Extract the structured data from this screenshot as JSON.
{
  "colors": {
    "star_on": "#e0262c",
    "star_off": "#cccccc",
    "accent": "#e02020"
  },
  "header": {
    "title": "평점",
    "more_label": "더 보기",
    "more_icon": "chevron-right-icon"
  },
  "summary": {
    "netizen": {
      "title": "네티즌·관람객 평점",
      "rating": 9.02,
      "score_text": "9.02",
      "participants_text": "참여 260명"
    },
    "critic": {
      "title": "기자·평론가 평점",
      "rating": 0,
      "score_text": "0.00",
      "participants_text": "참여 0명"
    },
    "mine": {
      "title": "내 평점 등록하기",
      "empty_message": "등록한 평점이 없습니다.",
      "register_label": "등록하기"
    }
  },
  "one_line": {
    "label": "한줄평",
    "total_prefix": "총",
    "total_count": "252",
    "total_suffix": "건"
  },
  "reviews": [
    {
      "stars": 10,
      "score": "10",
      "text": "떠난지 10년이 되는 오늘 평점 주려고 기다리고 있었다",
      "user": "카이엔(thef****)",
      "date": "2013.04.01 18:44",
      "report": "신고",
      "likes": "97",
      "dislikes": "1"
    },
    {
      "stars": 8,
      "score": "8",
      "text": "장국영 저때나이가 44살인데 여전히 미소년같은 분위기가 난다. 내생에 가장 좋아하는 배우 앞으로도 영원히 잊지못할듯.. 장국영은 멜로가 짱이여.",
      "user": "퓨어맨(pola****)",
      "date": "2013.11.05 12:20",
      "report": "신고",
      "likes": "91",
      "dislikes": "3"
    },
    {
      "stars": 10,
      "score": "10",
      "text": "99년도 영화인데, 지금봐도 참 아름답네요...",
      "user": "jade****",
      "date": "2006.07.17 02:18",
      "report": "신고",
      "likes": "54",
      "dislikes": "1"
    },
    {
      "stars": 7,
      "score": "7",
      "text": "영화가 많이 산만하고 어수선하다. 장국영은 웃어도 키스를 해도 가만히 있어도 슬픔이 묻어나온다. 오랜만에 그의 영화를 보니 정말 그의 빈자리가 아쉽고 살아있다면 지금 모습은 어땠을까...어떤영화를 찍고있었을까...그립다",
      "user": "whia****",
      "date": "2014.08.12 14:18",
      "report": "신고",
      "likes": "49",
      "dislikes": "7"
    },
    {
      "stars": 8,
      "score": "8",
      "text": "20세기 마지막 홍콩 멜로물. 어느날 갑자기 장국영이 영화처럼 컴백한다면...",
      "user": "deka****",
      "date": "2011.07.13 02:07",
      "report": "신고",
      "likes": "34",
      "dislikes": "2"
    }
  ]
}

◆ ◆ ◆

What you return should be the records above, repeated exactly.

*RESPONSE BELOW:*
Extract the structured data from this screenshot as JSON.
{
  "colors": {
    "star_on": "#e0262c",
    "star_off": "#cccccc",
    "accent": "#e02020"
  },
  "header": {
    "title": "평점",
    "more_label": "더 보기",
    "more_icon": "chevron-right-icon"
  },
  "summary": {
    "netizen": {
      "title": "네티즌·관람객 평점",
      "rating": 9.02,
      "score_text": "9.02",
      "participants_text": "참여 260명"
    },
    "critic": {
      "title": "기자·평론가 평점",
      "rating": 0,
      "score_text": "0.00",
      "participants_text": "참여 0명"
    },
    "mine": {
      "title": "내 평점 등록하기",
      "empty_message": "등록한 평점이 없습니다.",
      "register_label": "등록하기"
    }
  },
  "one_line": {
    "label": "한줄평",
    "total_prefix": "총",
    "total_count": "252",
    "total_suffix": "건"
  },
  "reviews": [
    {
      "stars": 10,
      "score": "10",
      "text": "떠난지 10년이 되는 오늘 평점 주려고 기다리고 있었다",
      "user": "카이엔(thef****)",
      "date": "2013.04.01 18:44",
      "report": "신고",
      "likes": "97",
      "dislikes": "1"
    },
    {
      "stars": 8,
      "score": "8",
      "text": "장국영 저때나이가 44살인데 여전히 미소년같은 분위기가 난다. 내생에 가장 좋아하는 배우 앞으로도 영원히 잊지못할듯.. 장국영은 멜로가 짱이여.",
      "user": "퓨어맨(pola****)",
      "date": "2013.11.05 12:20",
      "report": "신고",
      "likes": "91",
      "dislikes": "3"
    },
    {
      "stars": 10,
      "score": "10",
      "text": "99년도 영화인데, 지금봐도 참 아름답네요...",
      "user": "jade****",
      "date": "2006.07.17 02:18",
      "report": "신고",
      "likes": "54",
      "dislikes": "1"
    },
    {
      "stars": 7,
      "score": "7",
      "text": "영화가 많이 산만하고 어수선하다. 장국영은 웃어도 키스를 해도 가만히 있어도 슬픔이 묻어나온다. 오랜만에 그의 영화를 보니 정말 그의 빈자리가 아쉽고 살아있다면 지금 모습은 어땠을까...어떤영화를 찍고있었을까...그립다",
      "user": "whia****",
      "date": "2014.08.12 14:18",
      "report": "신고",
      "likes": "49",
      "dislikes": "7"
    },
    {
      "stars": 8,
      "score": "8",
      "text": "20세기 마지막 홍콩 멜로물. 어느날 갑자기 장국영이 영화처럼 컴백한다면...",
      "user": "deka****",
      "date": "2011.07.13 02:07",
      "report": "신고",
      "likes": "34",
      "dislikes": "2"
    }
  ]
}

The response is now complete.